Dataset excerpts:
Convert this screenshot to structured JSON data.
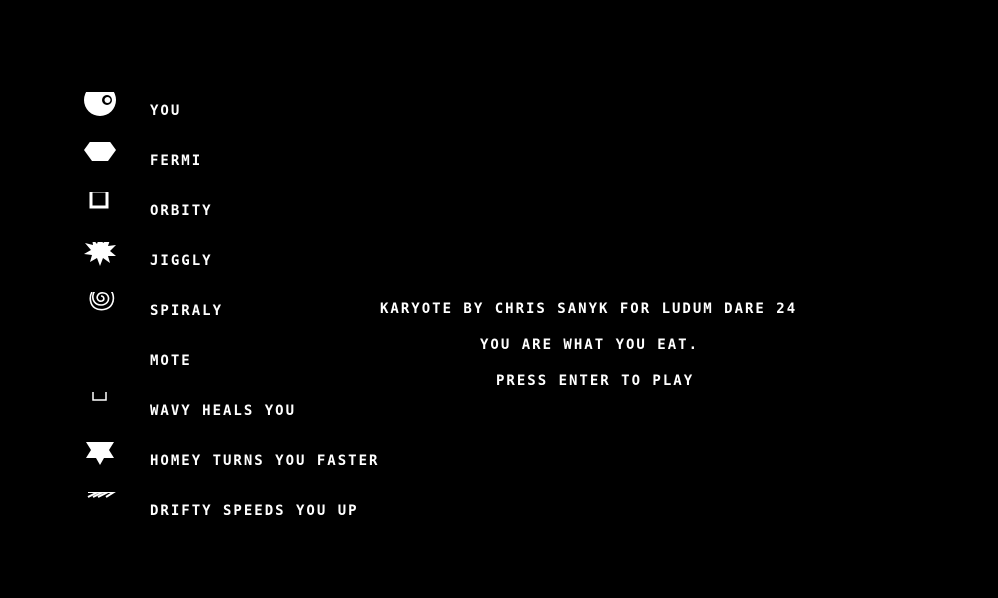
{
  "legend": [
    {
      "icon": "player-circle-icon",
      "label": "YOU"
    },
    {
      "icon": "hexagon-icon",
      "label": "FERMI"
    },
    {
      "icon": "square-outline-icon",
      "label": "ORBITY"
    },
    {
      "icon": "spiky-blob-icon",
      "label": "JIGGLY"
    },
    {
      "icon": "spiral-icon",
      "label": "SPIRALY"
    },
    {
      "icon": "dot-icon",
      "label": "MOTE"
    },
    {
      "icon": "small-square-icon",
      "label": "WAVY HEALS YOU"
    },
    {
      "icon": "star-icon",
      "label": "HOMEY TURNS YOU FASTER"
    },
    {
      "icon": "chevron-arrow-icon",
      "label": "DRIFTY SPEEDS YOU UP"
    }
  ],
  "title": {
    "credits": "KARYOTE BY CHRIS SANYK FOR LUDUM DARE 24",
    "tagline": "YOU ARE WHAT YOU EAT.",
    "prompt": "PRESS ENTER TO PLAY"
  },
  "colors": {
    "background": "#000000",
    "foreground": "#ffffff"
  }
}
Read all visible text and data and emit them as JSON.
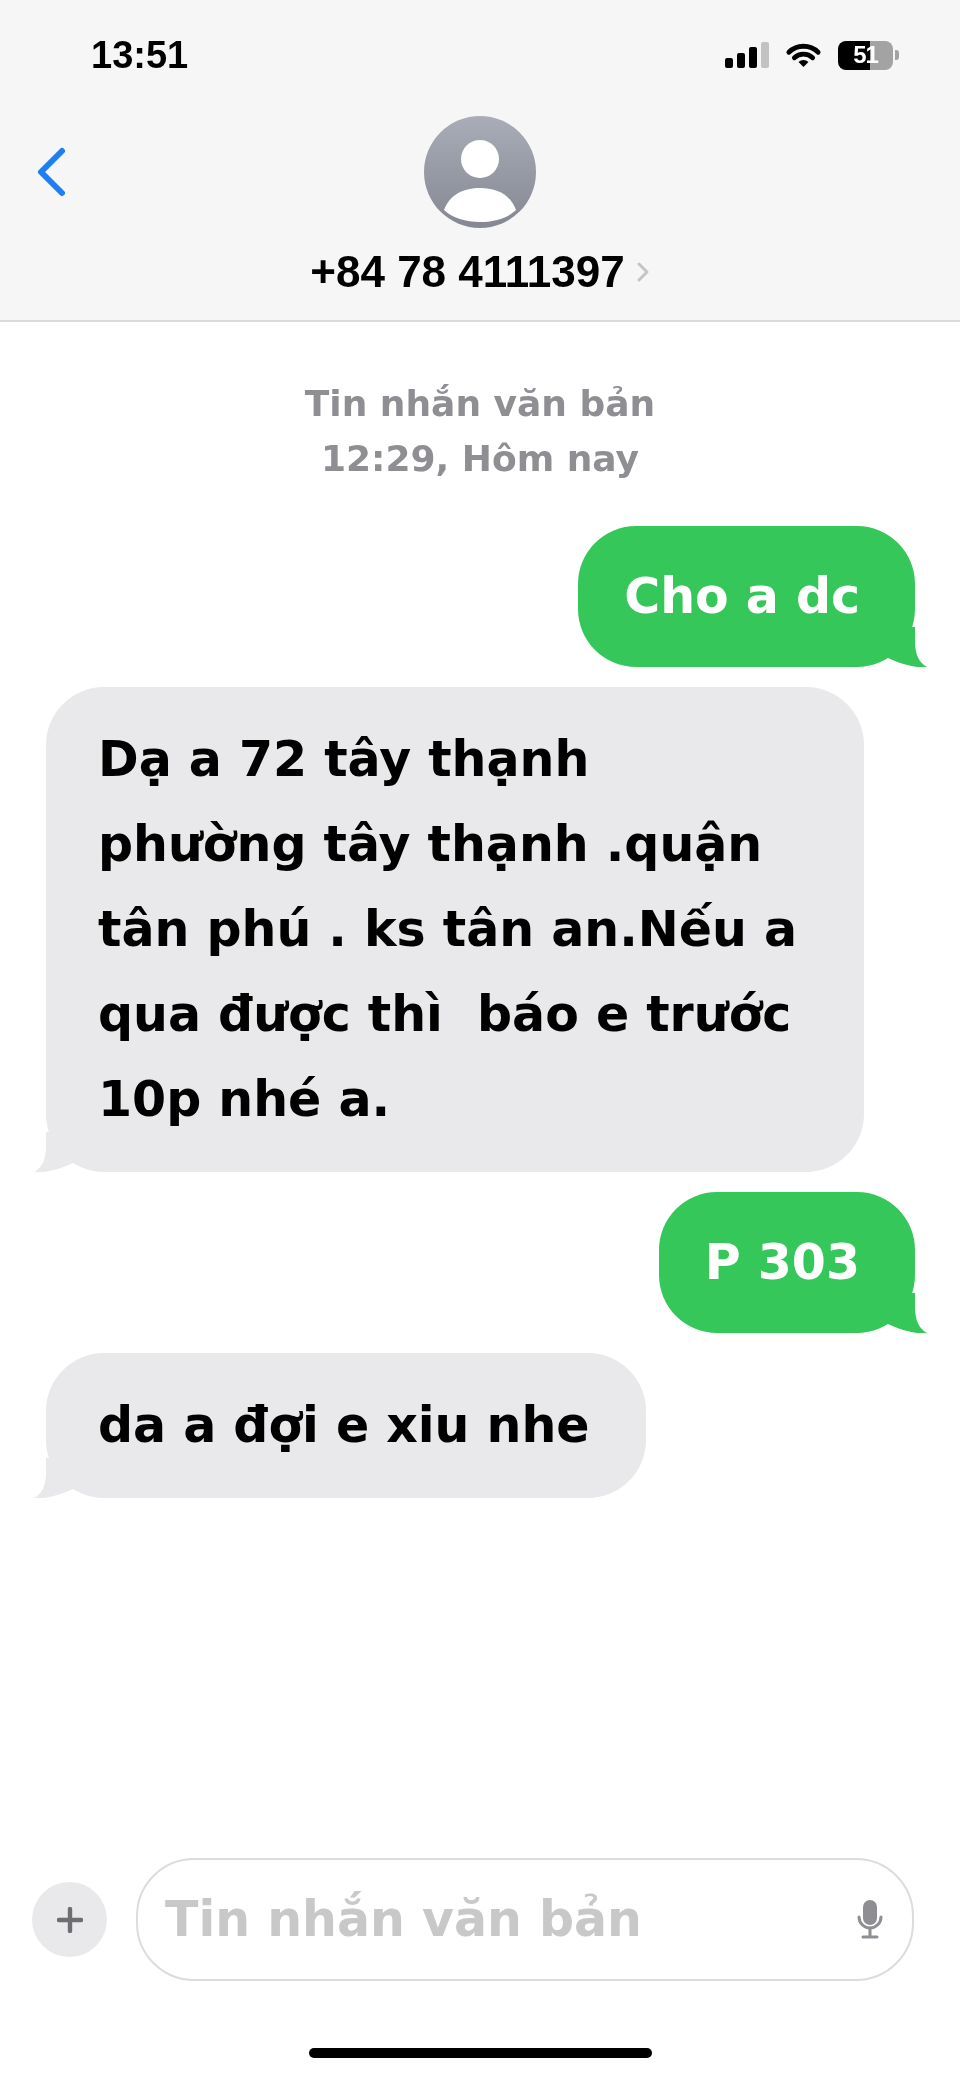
{
  "status_bar": {
    "time": "13:51",
    "battery_percent": "51"
  },
  "header": {
    "contact": "+84 78 4111397"
  },
  "conversation": {
    "service_label": "Tin nhắn văn bản",
    "date_label": "12:29, Hôm nay",
    "messages": [
      {
        "kind": "sent",
        "text": "Cho a dc"
      },
      {
        "kind": "received",
        "text": "Dạ a 72 tây thạnh phường tây thạnh .quận tân phú . ks tân an.Nếu a qua được thì  báo e trước 10p nhé a."
      },
      {
        "kind": "sent",
        "text": "P 303"
      },
      {
        "kind": "received",
        "text": "da a đợi e xiu nhe"
      }
    ]
  },
  "composer": {
    "placeholder": "Tin nhắn văn bản"
  }
}
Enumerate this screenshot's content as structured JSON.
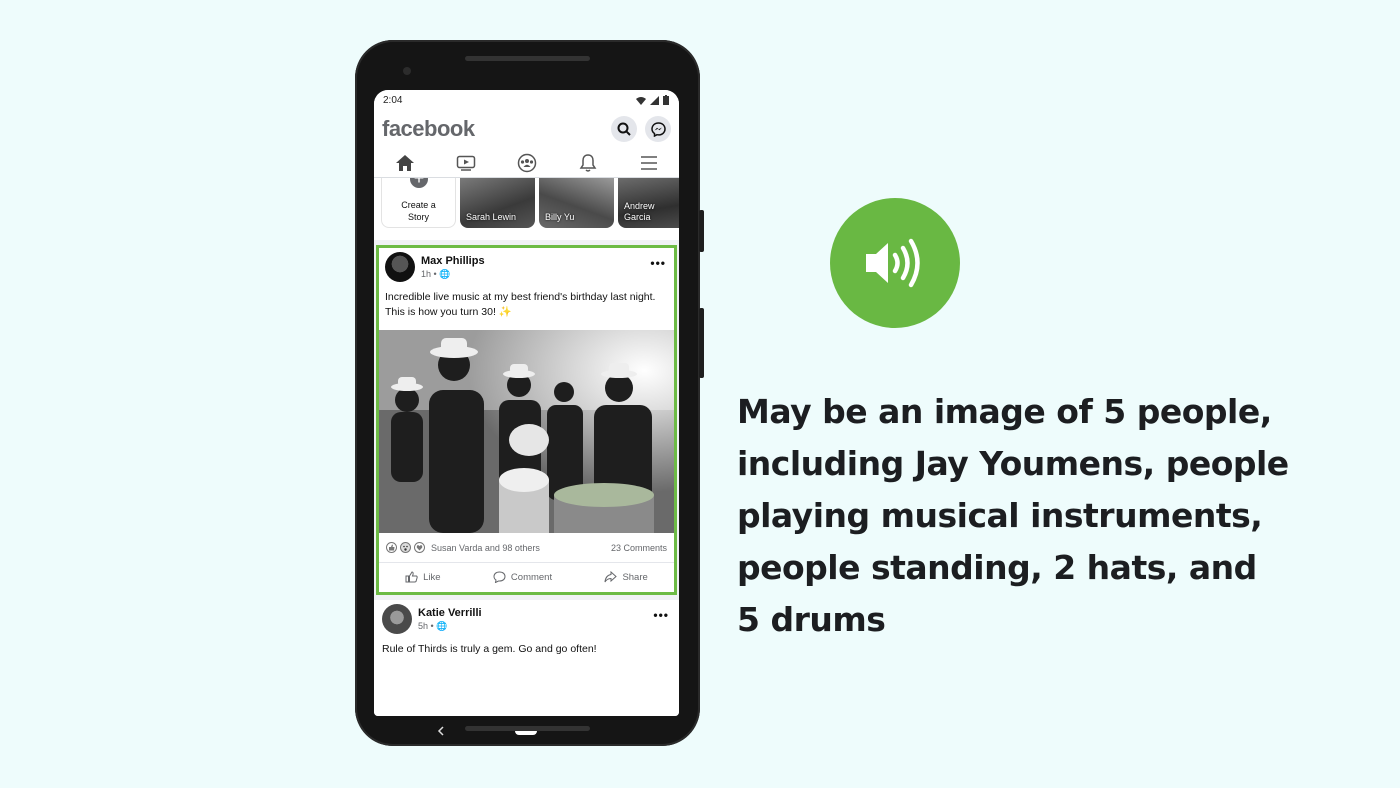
{
  "status_bar": {
    "time": "2:04"
  },
  "header": {
    "logo": "facebook"
  },
  "stories": [
    {
      "label": "Create a Story"
    },
    {
      "label": "Sarah Lewin"
    },
    {
      "label": "Billy Yu"
    },
    {
      "label": "Andrew Garcia"
    }
  ],
  "post": {
    "author": "Max Phillips",
    "time": "1h",
    "text": "Incredible live music at my best friend's birthday last night. This is how you turn 30! ✨",
    "reactions_text": "Susan Varda and 98 others",
    "comments_text": "23 Comments",
    "like_label": "Like",
    "comment_label": "Comment",
    "share_label": "Share"
  },
  "post2": {
    "author": "Katie Verrilli",
    "time": "5h",
    "text": "Rule of Thirds is truly a gem. Go and go often!"
  },
  "alt_text": {
    "line1": "May be an image of 5 people,",
    "line2": "including Jay Youmens, people",
    "line3": "playing musical instruments,",
    "line4": "people standing, 2 hats, and",
    "line5": "5 drums"
  },
  "colors": {
    "accent_green": "#69b843",
    "highlight_border": "#6dbb45",
    "background": "#eefcfc"
  }
}
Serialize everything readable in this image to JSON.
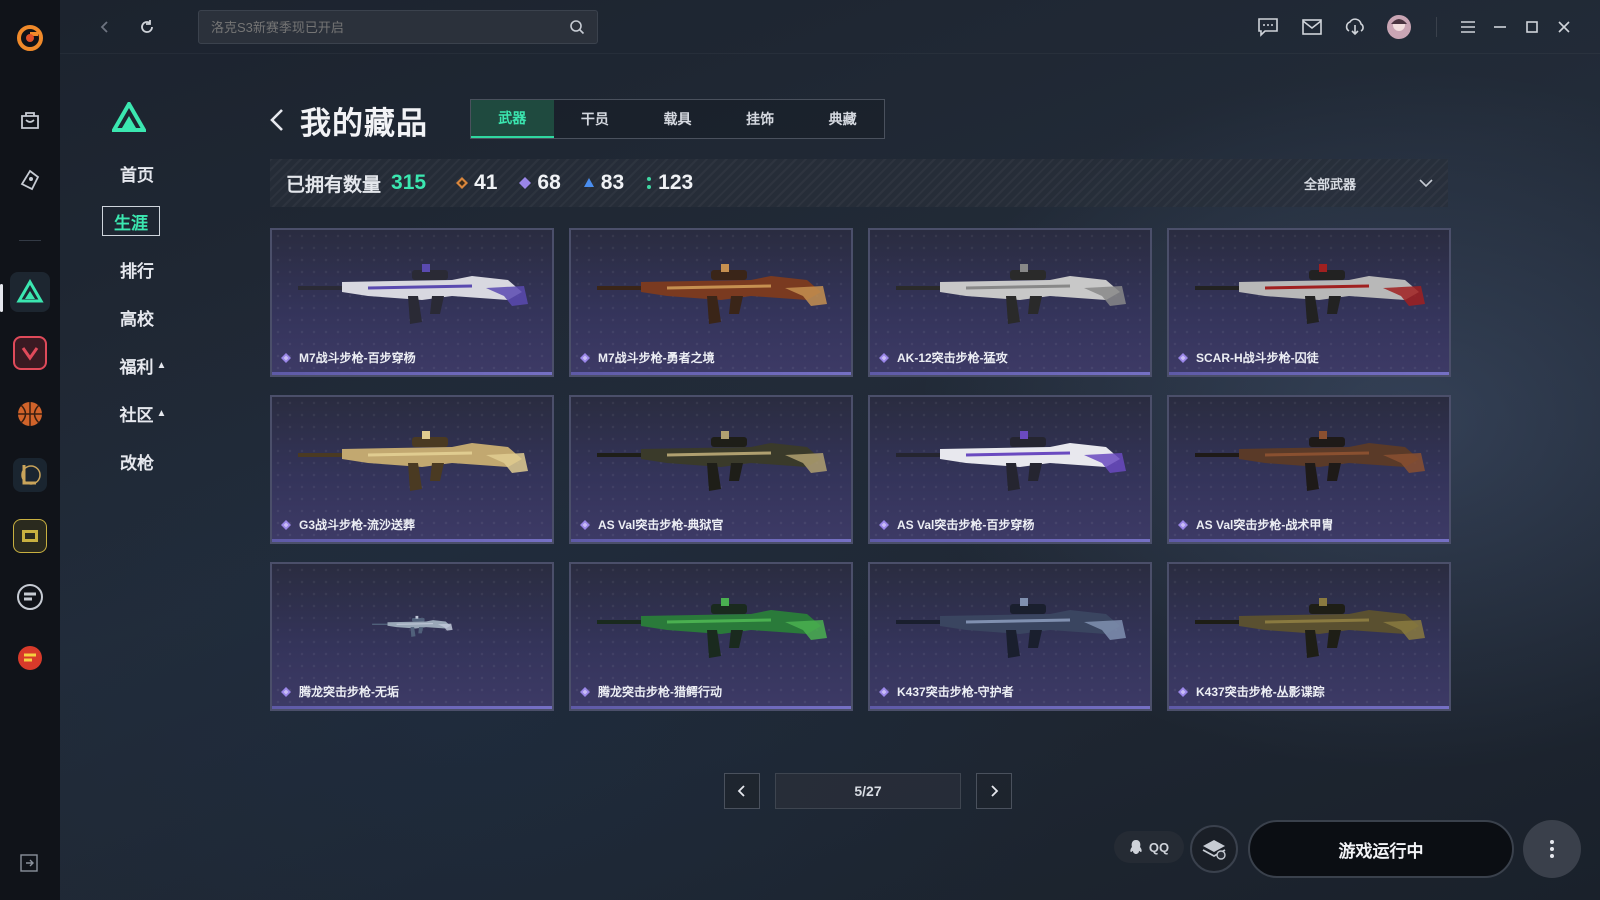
{
  "rail": {
    "games": [
      "bag-icon",
      "tag-icon",
      "delta-force-icon",
      "valorant-icon",
      "basketball-icon",
      "league-icon",
      "call-of-duty-icon",
      "crossfire-hd-icon",
      "crossfire-icon"
    ]
  },
  "topbar": {
    "search_placeholder": "洛克S3新赛季现已开启"
  },
  "nav": {
    "items": [
      {
        "label": "首页"
      },
      {
        "label": "生涯"
      },
      {
        "label": "排行"
      },
      {
        "label": "高校"
      },
      {
        "label": "福利"
      },
      {
        "label": "社区"
      },
      {
        "label": "改枪"
      }
    ]
  },
  "header": {
    "title": "我的藏品",
    "tabs": [
      "武器",
      "干员",
      "载具",
      "挂饰",
      "典藏"
    ],
    "active_tab": "武器"
  },
  "stats": {
    "owned_label": "已拥有数量",
    "owned_count": "315",
    "tiers": [
      {
        "count": "41",
        "color": "#d9863c"
      },
      {
        "count": "68",
        "color": "#9a86e8"
      },
      {
        "count": "83",
        "color": "#4a8ef0"
      },
      {
        "count": "123",
        "color": "#3fd8a4"
      }
    ],
    "filter_label": "全部武器"
  },
  "items": [
    {
      "name": "M7战斗步枪-百步穿杨",
      "palette": [
        "#d8d8e0",
        "#2a2a35",
        "#5a4ab0"
      ]
    },
    {
      "name": "M7战斗步枪-勇者之境",
      "palette": [
        "#7a3a20",
        "#3a2518",
        "#c69050"
      ]
    },
    {
      "name": "AK-12突击步枪-猛攻",
      "palette": [
        "#c8c8c8",
        "#2a2a2a",
        "#888888"
      ]
    },
    {
      "name": "SCAR-H战斗步枪-囚徒",
      "palette": [
        "#b8b8b8",
        "#222222",
        "#a02020"
      ]
    },
    {
      "name": "G3战斗步枪-流沙送葬",
      "palette": [
        "#c2a870",
        "#4a3a22",
        "#e0cc90"
      ]
    },
    {
      "name": "AS Val突击步枪-典狱官",
      "palette": [
        "#3a3a2a",
        "#1e1e18",
        "#b0a070"
      ]
    },
    {
      "name": "AS Val突击步枪-百步穿杨",
      "palette": [
        "#e8e8ee",
        "#252530",
        "#6a4ac0"
      ]
    },
    {
      "name": "AS Val突击步枪-战术甲胄",
      "palette": [
        "#5a3a28",
        "#1e1a18",
        "#8a5030"
      ]
    },
    {
      "name": "腾龙突击步枪-无垢",
      "palette": [
        "#9aa8b8",
        "#50607a",
        "#c0c8d8"
      ]
    },
    {
      "name": "腾龙突击步枪-猎鳄行动",
      "palette": [
        "#2a7a3a",
        "#1a2a1e",
        "#4ab050"
      ]
    },
    {
      "name": "K437突击步枪-守护者",
      "palette": [
        "#3a4560",
        "#1a1f2e",
        "#8090b0"
      ]
    },
    {
      "name": "K437突击步枪-丛影谍踪",
      "palette": [
        "#5a5030",
        "#1e1e16",
        "#8a7a40"
      ]
    }
  ],
  "item_rarity_color": "#9a86e8",
  "pager": {
    "display": "5/27"
  },
  "bottom": {
    "qq_label": "QQ",
    "run_label": "游戏运行中"
  },
  "colors": {
    "accent": "#3be7b0",
    "card_border": "#4b4f6a"
  }
}
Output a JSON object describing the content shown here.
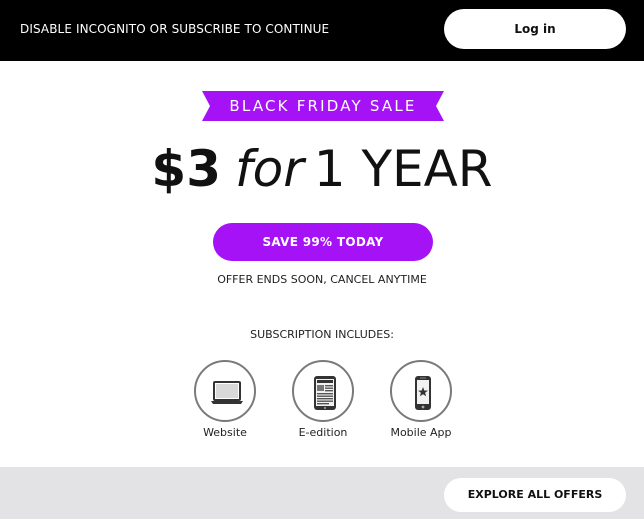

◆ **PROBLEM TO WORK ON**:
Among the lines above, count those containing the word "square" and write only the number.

◆ **EXERCISE SOLUTION**:
2